The horror of the Holocaust purchased us a 70-year vacation from history, though we didn’t know it. We believed the world had changed, as had human nature. Jews remained distinct in the new dispensation, but in a good way—a near-at-hand exotic, a symbol of exile, which we were told was the natural state of modern man. For perhaps the only time in history, you might actually want to be a Jew. Because of the close families and good husbands and yada yada. Saul Bellow, Phillip Roth, Mel Brooks. To those of us who came of age in these years, the future seemed like it would be more of the same, the present carried on forever.

We were wrong.

If you go online and read the comments on any story about Israel or George Soros or search certain terms on Twitter, you begin to feel the golden age of the American Jews was just a moment in time. Perhaps the old paranoia stirs in me, but I see ominous signs everywhere:

What changed? Well, for starters, there are just
fewer of us in proportion to the whole. Whereas Jews once constituted
five percent of America, and as much as forty percent of New York, those
numbers have shrunk. We’re perhaps thirteen percent of New York and
around two percent of the nation. In this sense, American Jews are
living with the results of their success. This is indeed the promised
land. It’s where Jews fulfilled the dream which, for many, has been to
stop being Jews and become part of the imagined whole.  Like the caboose
of a train, we’re getting smaller as we go away.
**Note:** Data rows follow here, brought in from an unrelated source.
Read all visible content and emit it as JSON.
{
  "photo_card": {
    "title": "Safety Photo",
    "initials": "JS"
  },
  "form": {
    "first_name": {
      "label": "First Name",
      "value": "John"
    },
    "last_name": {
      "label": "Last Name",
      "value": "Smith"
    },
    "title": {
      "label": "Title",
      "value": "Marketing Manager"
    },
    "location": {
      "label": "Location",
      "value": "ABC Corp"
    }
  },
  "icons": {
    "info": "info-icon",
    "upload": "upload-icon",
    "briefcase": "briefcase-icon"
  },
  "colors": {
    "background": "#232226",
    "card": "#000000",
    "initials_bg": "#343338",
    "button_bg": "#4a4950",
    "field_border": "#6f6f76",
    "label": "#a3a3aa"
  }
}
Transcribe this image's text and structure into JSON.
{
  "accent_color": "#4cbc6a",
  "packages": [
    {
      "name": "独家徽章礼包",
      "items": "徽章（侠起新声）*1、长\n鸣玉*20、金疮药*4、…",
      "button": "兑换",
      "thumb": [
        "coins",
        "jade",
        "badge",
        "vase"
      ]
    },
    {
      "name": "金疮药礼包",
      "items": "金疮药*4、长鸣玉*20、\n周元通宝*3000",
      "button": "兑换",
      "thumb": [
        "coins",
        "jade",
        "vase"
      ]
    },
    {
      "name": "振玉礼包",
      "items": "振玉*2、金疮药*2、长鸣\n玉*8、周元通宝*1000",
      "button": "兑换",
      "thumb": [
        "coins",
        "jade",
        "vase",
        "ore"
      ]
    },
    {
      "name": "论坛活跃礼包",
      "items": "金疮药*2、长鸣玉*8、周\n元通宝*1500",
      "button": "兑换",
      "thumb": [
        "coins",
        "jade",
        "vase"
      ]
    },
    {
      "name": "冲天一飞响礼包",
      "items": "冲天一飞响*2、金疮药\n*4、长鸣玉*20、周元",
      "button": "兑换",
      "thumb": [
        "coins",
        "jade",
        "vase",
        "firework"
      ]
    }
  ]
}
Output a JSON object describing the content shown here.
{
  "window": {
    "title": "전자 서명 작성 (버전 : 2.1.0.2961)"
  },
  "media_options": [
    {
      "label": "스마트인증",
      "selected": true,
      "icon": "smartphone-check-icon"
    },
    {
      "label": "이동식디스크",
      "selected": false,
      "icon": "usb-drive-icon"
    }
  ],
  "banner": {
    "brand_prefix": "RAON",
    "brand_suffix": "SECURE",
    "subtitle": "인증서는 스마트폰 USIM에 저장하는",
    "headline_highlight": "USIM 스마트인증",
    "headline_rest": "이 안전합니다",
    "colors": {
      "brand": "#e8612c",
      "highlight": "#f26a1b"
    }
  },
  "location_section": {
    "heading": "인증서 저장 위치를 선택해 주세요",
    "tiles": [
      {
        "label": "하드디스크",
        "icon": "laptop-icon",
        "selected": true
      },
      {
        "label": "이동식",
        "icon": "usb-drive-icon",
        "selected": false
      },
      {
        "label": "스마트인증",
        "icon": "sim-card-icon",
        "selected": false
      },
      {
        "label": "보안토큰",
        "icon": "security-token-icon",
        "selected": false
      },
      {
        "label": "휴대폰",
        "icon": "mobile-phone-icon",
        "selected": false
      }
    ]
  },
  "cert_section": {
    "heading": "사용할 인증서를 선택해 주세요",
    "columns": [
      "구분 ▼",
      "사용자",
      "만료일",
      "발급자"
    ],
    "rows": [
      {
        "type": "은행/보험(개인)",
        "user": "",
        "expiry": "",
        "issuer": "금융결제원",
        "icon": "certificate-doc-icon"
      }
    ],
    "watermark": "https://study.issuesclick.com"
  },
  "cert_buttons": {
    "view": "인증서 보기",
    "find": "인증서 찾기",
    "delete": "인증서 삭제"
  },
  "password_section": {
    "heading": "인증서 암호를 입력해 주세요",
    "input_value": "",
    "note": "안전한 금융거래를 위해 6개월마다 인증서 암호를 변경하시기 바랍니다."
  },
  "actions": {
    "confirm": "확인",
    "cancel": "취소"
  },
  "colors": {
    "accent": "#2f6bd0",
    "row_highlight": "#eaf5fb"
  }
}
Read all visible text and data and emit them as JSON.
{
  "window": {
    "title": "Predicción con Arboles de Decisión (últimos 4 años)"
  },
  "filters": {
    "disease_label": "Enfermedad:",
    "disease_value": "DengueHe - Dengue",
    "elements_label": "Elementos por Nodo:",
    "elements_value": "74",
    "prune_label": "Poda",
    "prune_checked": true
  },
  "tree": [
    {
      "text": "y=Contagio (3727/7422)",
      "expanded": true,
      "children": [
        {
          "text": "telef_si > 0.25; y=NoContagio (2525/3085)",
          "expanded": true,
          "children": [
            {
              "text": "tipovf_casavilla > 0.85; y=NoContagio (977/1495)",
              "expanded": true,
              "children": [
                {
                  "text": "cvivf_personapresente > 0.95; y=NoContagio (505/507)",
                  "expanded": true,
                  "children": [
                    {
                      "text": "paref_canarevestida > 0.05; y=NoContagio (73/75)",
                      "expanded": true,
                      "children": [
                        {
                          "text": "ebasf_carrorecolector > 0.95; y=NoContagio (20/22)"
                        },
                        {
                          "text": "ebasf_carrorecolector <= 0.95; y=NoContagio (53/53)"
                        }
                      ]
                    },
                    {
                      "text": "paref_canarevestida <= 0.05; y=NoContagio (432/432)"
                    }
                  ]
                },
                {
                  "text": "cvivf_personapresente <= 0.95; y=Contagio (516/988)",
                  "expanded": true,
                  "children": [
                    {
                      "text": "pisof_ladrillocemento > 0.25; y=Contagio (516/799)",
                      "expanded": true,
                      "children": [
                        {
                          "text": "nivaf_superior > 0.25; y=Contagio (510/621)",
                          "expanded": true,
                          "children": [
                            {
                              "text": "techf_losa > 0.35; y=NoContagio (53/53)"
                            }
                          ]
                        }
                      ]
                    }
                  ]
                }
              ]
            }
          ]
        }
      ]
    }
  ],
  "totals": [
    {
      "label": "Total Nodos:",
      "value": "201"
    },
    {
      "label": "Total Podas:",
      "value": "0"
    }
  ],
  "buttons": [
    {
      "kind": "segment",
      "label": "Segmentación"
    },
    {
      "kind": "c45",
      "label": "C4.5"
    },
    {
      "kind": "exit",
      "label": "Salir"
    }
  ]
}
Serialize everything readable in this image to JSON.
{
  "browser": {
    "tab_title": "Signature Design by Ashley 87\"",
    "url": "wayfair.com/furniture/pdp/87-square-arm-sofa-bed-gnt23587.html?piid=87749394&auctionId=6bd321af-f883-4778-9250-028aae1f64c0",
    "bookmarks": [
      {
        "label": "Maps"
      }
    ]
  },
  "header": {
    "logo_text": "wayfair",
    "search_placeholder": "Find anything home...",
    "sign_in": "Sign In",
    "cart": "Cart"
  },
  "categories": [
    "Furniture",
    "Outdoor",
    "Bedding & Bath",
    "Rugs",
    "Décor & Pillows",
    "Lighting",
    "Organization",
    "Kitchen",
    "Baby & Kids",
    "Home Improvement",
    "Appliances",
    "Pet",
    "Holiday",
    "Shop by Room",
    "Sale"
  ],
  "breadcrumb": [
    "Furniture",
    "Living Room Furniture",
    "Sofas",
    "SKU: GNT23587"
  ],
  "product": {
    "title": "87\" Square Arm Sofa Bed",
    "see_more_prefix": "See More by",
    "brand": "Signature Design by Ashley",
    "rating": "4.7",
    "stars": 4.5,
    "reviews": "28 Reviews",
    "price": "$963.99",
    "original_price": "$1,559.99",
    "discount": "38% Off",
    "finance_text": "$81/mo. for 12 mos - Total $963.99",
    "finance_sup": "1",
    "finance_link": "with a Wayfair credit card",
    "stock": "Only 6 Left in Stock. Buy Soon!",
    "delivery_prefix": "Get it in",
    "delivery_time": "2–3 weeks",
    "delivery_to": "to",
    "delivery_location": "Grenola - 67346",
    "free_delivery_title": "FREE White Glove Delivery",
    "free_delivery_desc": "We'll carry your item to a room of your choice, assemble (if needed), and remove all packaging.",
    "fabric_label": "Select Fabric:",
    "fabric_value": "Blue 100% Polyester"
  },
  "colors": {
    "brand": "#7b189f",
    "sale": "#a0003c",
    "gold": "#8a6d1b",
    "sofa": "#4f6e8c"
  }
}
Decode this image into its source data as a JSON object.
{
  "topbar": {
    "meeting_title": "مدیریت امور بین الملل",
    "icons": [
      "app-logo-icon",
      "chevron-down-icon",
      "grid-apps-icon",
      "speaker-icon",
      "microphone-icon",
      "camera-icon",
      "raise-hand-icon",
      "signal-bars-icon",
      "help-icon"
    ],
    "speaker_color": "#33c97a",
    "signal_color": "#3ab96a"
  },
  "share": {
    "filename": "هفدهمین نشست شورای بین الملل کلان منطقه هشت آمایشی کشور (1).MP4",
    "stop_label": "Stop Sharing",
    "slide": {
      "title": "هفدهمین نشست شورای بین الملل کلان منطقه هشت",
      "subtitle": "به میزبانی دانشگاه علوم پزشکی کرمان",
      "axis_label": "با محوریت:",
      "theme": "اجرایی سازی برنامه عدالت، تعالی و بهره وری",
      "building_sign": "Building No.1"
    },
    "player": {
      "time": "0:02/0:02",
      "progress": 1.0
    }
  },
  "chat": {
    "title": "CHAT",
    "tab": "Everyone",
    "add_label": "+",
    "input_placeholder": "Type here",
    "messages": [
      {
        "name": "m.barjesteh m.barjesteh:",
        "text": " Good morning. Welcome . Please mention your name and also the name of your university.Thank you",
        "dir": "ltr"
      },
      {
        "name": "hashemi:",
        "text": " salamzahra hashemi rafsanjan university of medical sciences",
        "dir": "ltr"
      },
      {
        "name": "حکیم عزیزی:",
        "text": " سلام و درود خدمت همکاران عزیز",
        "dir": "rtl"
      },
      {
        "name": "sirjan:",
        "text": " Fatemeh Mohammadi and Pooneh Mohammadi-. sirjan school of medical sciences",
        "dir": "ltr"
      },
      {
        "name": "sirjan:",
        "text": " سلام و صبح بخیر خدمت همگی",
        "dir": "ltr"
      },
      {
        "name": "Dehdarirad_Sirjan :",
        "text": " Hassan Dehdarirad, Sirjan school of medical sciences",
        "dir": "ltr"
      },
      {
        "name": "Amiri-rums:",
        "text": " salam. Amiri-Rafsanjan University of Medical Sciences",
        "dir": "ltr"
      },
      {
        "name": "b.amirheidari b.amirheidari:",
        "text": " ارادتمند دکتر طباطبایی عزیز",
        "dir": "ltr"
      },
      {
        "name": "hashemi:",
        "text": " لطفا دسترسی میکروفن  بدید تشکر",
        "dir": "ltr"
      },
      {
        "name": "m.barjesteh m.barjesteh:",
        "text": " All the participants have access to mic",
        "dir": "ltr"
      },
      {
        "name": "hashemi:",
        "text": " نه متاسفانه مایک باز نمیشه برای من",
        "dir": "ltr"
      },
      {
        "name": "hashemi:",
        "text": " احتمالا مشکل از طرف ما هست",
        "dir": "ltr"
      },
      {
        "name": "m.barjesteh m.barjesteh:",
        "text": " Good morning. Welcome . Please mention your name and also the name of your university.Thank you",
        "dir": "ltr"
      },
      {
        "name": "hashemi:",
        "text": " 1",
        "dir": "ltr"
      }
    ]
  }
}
I think Cohen is leaving out three of the more important reasons for the Jewish decline. First, being the most left-leaning portion of the American electorate, Jews are disproportionately affected by the dyscivic and dysgenic consequences of their own social policies. In the traditional 1950s America they so hated, a Jewish man with abnormal inclinations would be heavily encouraged to resist them, get married, and have at least three Jewish children. In post-traditional America, such a man is encouraged to do anything from play house with another man to put on a dress, mutilate himself, and call himself Esther. But whatever non-traditional lifestyle he chooses, his line is going to end with him.

Second, as Cohen says himself, “Jews had re-imagined the nation.” Of course, they didn’t merely reimagine it, they helped remake it more to their liking out of the mistaken belief that a multi-ethnic America would be better and safer for them than an Anglo-Saxon America. This is turning out to be wildly untrue, as the genteel disdain they so resented on the part of the elite White Anglo-Saxon Episcopalians is considerably milder than the way in which they regarded by nearly every immigrant group that the Jews have sought to import, from Central Americans to Eastern Europeans to Asians.

(The same is true in England, for that matter; the rise in anti-semitism in the UK isn’t merely the result of Muslim immigration, but Polish immigration as well. Until I moved to Europe, I had no idea that Poles tend to dislike Jews even more than they dislike Russians and Communists. I’m not sure they entirely distinguish between the three.)

The third is that a number of elite Jews in America have increasingly attempted to use America’s military on behalf of Israel’s foreign policy. This is increasingly resented by Americans across the political spectrum; for example, neither Right nor Left is even remotely interested in invading Iran as the neocons have been demanding for the last 13 years. Their efforts have not yet boomeranged, as Dr. van Creveld fears, but at some point they most likely will if they do not cease.

I don’t see it getting as bad for American Jews as it will for their few remaining European cousins, mostly because Americans are much less ethno-nationalistic and there is considerably more space. But I do think Cohen is correct in anticipating the significant decline of Jewish influence in America. Because, at the end of the day, Israel is the Jewish nation and the idea of the functional multi-ethnic society is not long for this world.

Of course, the idea was always bound to fail. It was obvious, on the basis of the assumption on which the belief was founded: “We believed the world had changed, as had human nature.” The world may have changed, for a time, but it will always change again. Human nature, on the other hand, doesn’t.